  1. A. I. Cozma, J. L. Sievenpiper, R. J. de Souza, L. Chiavaroli, V. Ha, D. D. Wang, A. Mirrahimi, M. E. Yu, A. J. Carleton, M. Di Buono, A. L. Jenkins, L. A. Leiter, T. M. S. Wolever, J. Beyene, C. W. C. Kendall, D. J. A. Jenkins. Effect of Fructose on Glycemic Control in Diabetes: A systematic review and meta-analysis of controlled feeding trials. Diabetes Care, 2012; 35 (7): 1611 DOI: 10.2337/dc12-0073

Cite This Page:

St. Michael's Hospital. "New evidence in fructose debate: Could it be healthy for us?." ScienceDaily. ScienceDaily, 21 June 2012. <www.sciencedaily.com/releases/2012/06/120621195734.htm>.
St. Michael's Hospital. (2012, June 21). New evidence in fructose debate: Could it be healthy for us?. ScienceDaily. Retrieved April 20, 2014 from www.sciencedaily.com/releases/2012/06/120621195734.htm
St. Michael's Hospital. "New evidence in fructose debate: Could it be healthy for us?." ScienceDaily. www.sciencedaily.com/releases/2012/06/120621195734.htm (accessed April 20, 2014).

Share This



More Plants & Animals News

Sunday, April 20, 2014

Featured Research

from universities, journals, and other organizations


Featured Videos

from AP, Reuters, AFP, and other news services

Mich. Boy Unearths 10,000-Year-Old Mastodon Tooth

Mich. Boy Unearths 10,000-Year-Old Mastodon Tooth

Newsy (Apr. 20, 2014) A 9-year-old Michigan boy was exploring a creek when he came across a 10,000-year-old tooth from a prehistoric mastodon. Video provided by Newsy
Powered by NewsLook.com
Vermont Goat Meat Gives Refugees Taste of Home

Vermont Goat Meat Gives Refugees Taste of Home

AP (Apr. 18, 2014) Dairy farmers and ethnic groups in Vermont are both benefiting from a unique collaborative effort that's feeding a growing need for fresh and affordable goat meat. (April 18) Video provided by AP
Powered by NewsLook.com
Man Claims He Found Loch Ness Monster With... Apple Maps?

Man Claims He Found Loch Ness Monster With... Apple Maps?

Newsy (Apr. 18, 2014) Andy Dixon showed the Daily Mail a screenshot of what he believes to be the mythical beast swimming just below the lake's surface. Video provided by Newsy
Powered by NewsLook.com
First Ever 'Female Penis' Discovered In Animal Kingdom

First Ever 'Female Penis' Discovered In Animal Kingdom

Newsy (Apr. 18, 2014) Not only are these newly discovered bugs' sex organs reversed, but they also mate for up to 70 hours. Video provided by Newsy
Powered by NewsLook.com

Search ScienceDaily

Number of stories in archives: 140,361

Find with keyword(s):
Enter a keyword or phrase to search ScienceDaily for related topics and research stories.

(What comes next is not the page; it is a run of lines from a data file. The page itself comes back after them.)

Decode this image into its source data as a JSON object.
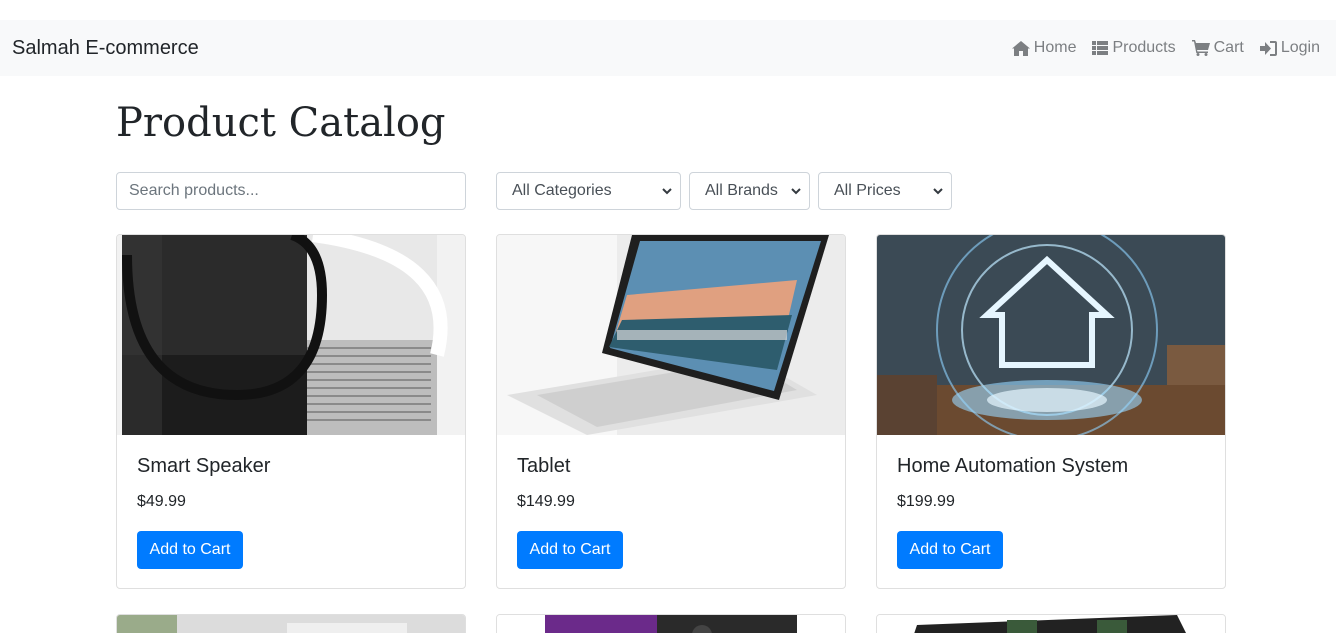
{
  "navbar": {
    "brand": "Salmah E-commerce",
    "links": [
      {
        "label": "Home",
        "icon": "home-icon"
      },
      {
        "label": "Products",
        "icon": "list-icon"
      },
      {
        "label": "Cart",
        "icon": "cart-icon"
      },
      {
        "label": "Login",
        "icon": "login-icon"
      }
    ]
  },
  "main": {
    "title": "Product Catalog",
    "search": {
      "placeholder": "Search products...",
      "value": ""
    },
    "filters": {
      "category": "All Categories",
      "brand": "All Brands",
      "price": "All Prices"
    },
    "products": [
      {
        "name": "Smart Speaker",
        "price": "$49.99",
        "button": "Add to Cart"
      },
      {
        "name": "Tablet",
        "price": "$149.99",
        "button": "Add to Cart"
      },
      {
        "name": "Home Automation System",
        "price": "$199.99",
        "button": "Add to Cart"
      }
    ]
  },
  "colors": {
    "navbar_bg": "#f8f9fa",
    "primary_button": "#007bff",
    "nav_link": "#7c7f82"
  }
}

Save/Print:
Share:

Breaking News:
from the past week

In Other News

... from NewsDaily.com

Science News

Health News

Environment News

Technology News

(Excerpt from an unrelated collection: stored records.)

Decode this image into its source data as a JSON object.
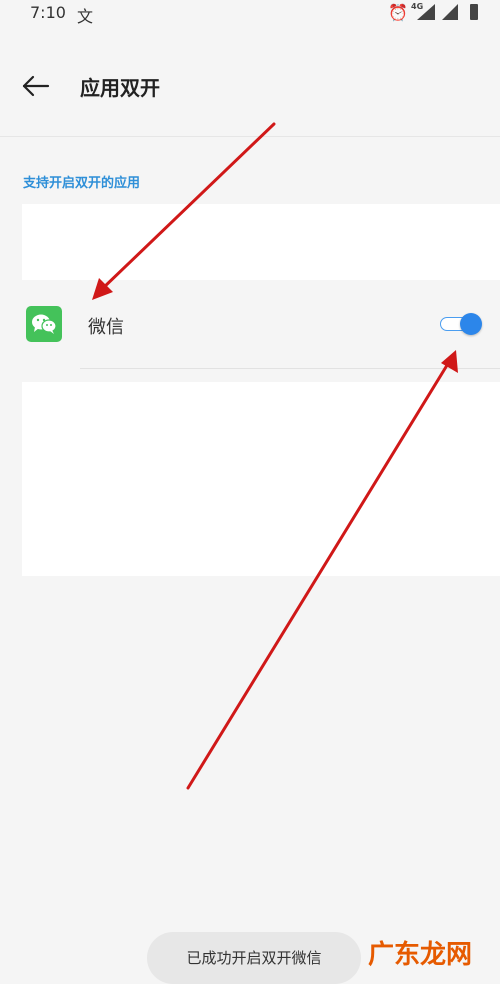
{
  "status_bar": {
    "time": "7:10",
    "extra_glyph": "文",
    "network_type": "4G",
    "icons": [
      "alarm-icon",
      "signal-icon",
      "signal-icon",
      "battery-icon"
    ]
  },
  "header": {
    "title": "应用双开",
    "back_icon": "arrow-left-icon"
  },
  "section": {
    "label": "支持开启双开的应用"
  },
  "apps": [
    {
      "name": "微信",
      "icon": "wechat-icon",
      "enabled": true
    }
  ],
  "toast": {
    "message": "已成功开启双开微信"
  },
  "watermark": {
    "text": "广东龙网"
  },
  "colors": {
    "accent": "#2c86ea",
    "section_label": "#2e8fd8",
    "annotation_arrow": "#d01818",
    "wechat_green": "#44c25a",
    "watermark": "#e65a00"
  }
}
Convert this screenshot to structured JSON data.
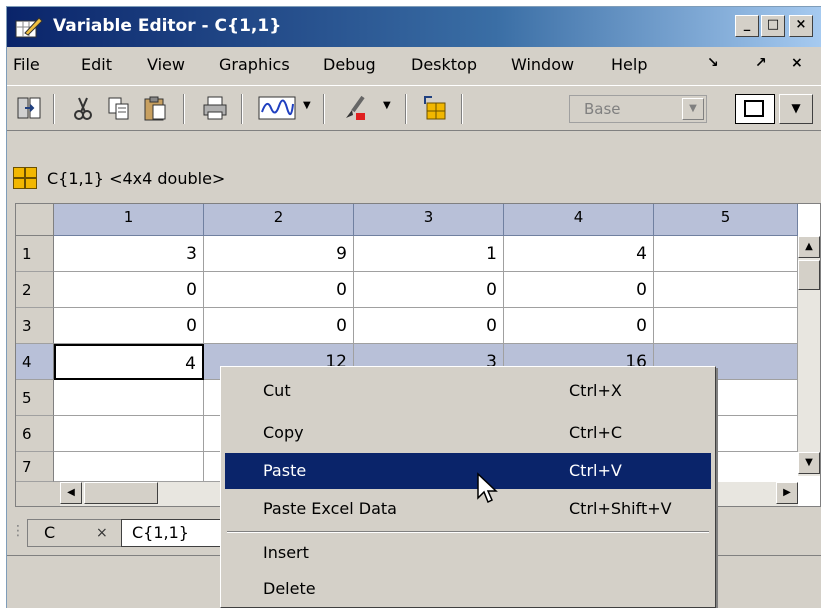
{
  "window": {
    "title": "Variable Editor - C{1,1}",
    "controls": [
      "_",
      "□",
      "×"
    ]
  },
  "menu": {
    "items": [
      "File",
      "Edit",
      "View",
      "Graphics",
      "Debug",
      "Desktop",
      "Window",
      "Help"
    ],
    "right": [
      "↘",
      "↗",
      "×"
    ]
  },
  "toolbar": {
    "base_select": "Base"
  },
  "variable": {
    "label": "C{1,1} <4x4 double>"
  },
  "sheet": {
    "columns": [
      "1",
      "2",
      "3",
      "4",
      "5"
    ],
    "rows": [
      {
        "header": "1",
        "values": [
          "3",
          "9",
          "1",
          "4",
          ""
        ]
      },
      {
        "header": "2",
        "values": [
          "0",
          "0",
          "0",
          "0",
          ""
        ]
      },
      {
        "header": "3",
        "values": [
          "0",
          "0",
          "0",
          "0",
          ""
        ]
      },
      {
        "header": "4",
        "values": [
          "4",
          "12",
          "3",
          "16",
          ""
        ]
      },
      {
        "header": "5",
        "values": [
          "",
          "",
          "",
          "",
          ""
        ]
      },
      {
        "header": "6",
        "values": [
          "",
          "",
          "",
          "",
          ""
        ]
      },
      {
        "header": "7",
        "values": [
          "",
          "",
          "",
          "",
          ""
        ]
      }
    ]
  },
  "tabs": {
    "items": [
      {
        "label": "C",
        "close": "×"
      },
      {
        "label": "C{1,1}"
      }
    ]
  },
  "context_menu": {
    "items": [
      {
        "label": "Cut",
        "shortcut": "Ctrl+X"
      },
      {
        "label": "Copy",
        "shortcut": "Ctrl+C"
      },
      {
        "label": "Paste",
        "shortcut": "Ctrl+V"
      },
      {
        "label": "Paste Excel Data",
        "shortcut": "Ctrl+Shift+V"
      },
      {
        "label": "Insert",
        "shortcut": ""
      },
      {
        "label": "Delete",
        "shortcut": ""
      }
    ],
    "highlighted": "Paste"
  }
}
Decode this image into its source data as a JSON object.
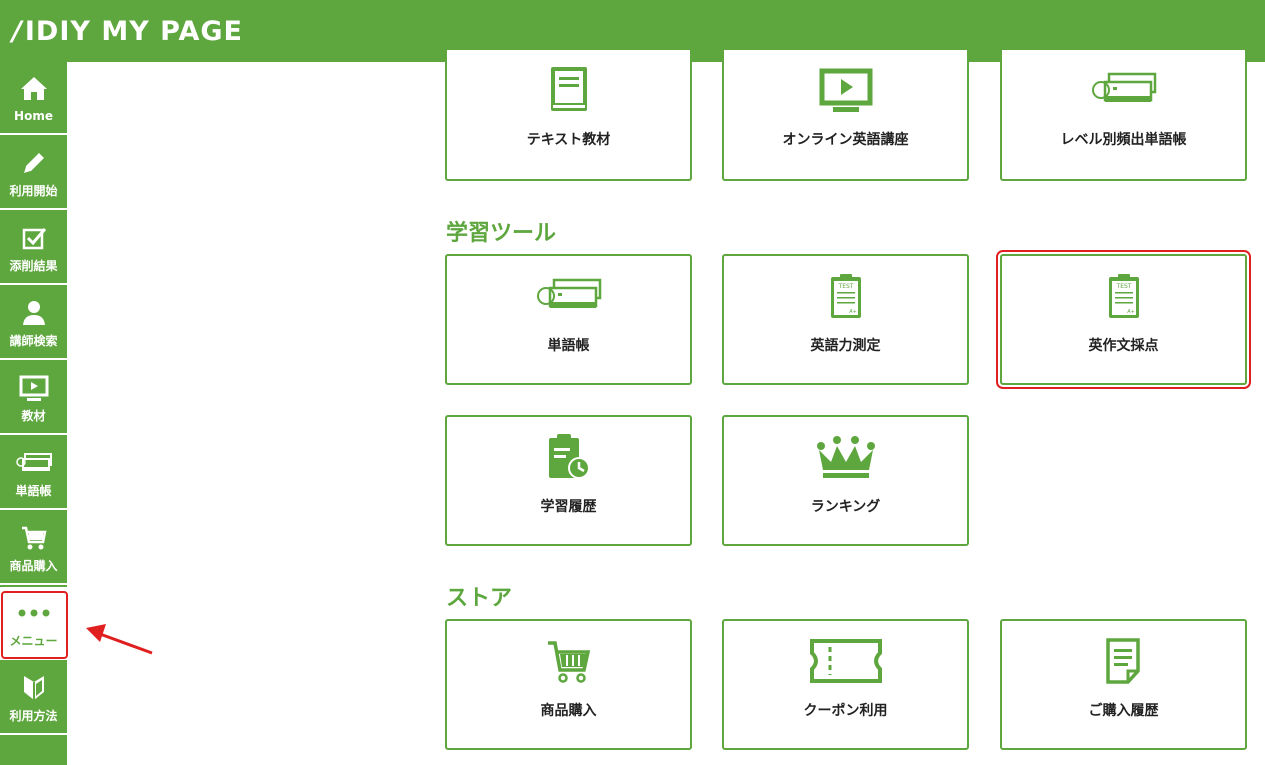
{
  "header": {
    "logo_text": "IDIY MY PAGE"
  },
  "colors": {
    "brand": "#5ea63e",
    "highlight": "#e02020"
  },
  "sidebar": {
    "items": [
      {
        "label": "Home",
        "icon": "home-icon"
      },
      {
        "label": "利用開始",
        "icon": "pencil-icon"
      },
      {
        "label": "添削結果",
        "icon": "checkbox-icon"
      },
      {
        "label": "講師検索",
        "icon": "user-icon"
      },
      {
        "label": "教材",
        "icon": "monitor-icon"
      },
      {
        "label": "単語帳",
        "icon": "flashcards-icon"
      },
      {
        "label": "商品購入",
        "icon": "cart-icon"
      },
      {
        "label": "メニュー",
        "icon": "dots-icon"
      },
      {
        "label": "利用方法",
        "icon": "beginner-mark-icon"
      }
    ]
  },
  "sections": {
    "tools": {
      "title": "学習ツール"
    },
    "store": {
      "title": "ストア"
    }
  },
  "cards": {
    "text_material": "テキスト教材",
    "online_course": "オンライン英語講座",
    "level_vocab": "レベル別頻出単語帳",
    "vocab": "単語帳",
    "eng_test": "英語力測定",
    "essay_scoring": "英作文採点",
    "history": "学習履歴",
    "ranking": "ランキング",
    "purchase": "商品購入",
    "coupon": "クーポン利用",
    "purchase_history": "ご購入履歴"
  },
  "icons": {
    "test_label": "TEST",
    "grade_label": "A+"
  }
}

Save/Print:
Share:

Free Subscriptions


Get the latest science news with ScienceDaily's free email newsletters, updated daily and weekly. Or view hourly updated newsfeeds in your RSS reader:

Get Social & Mobile


Keep up to date with the latest news from ScienceDaily via social networks and mobile apps:

Have Feedback?


Tell us what you think of ScienceDaily -- we welcome both positive and negative comments. Have any problems using the site? Questions?
Mobile: iPhone Android Web
Follow: Facebook Twitter Google+
Subscribe: RSS Feeds Email Newsletters
Latest Headlines Health & Medicine Mind & Brain Space & Time Matter & Energy Computers & Math Plants & Animals Earth & Climate Fossils & Ruins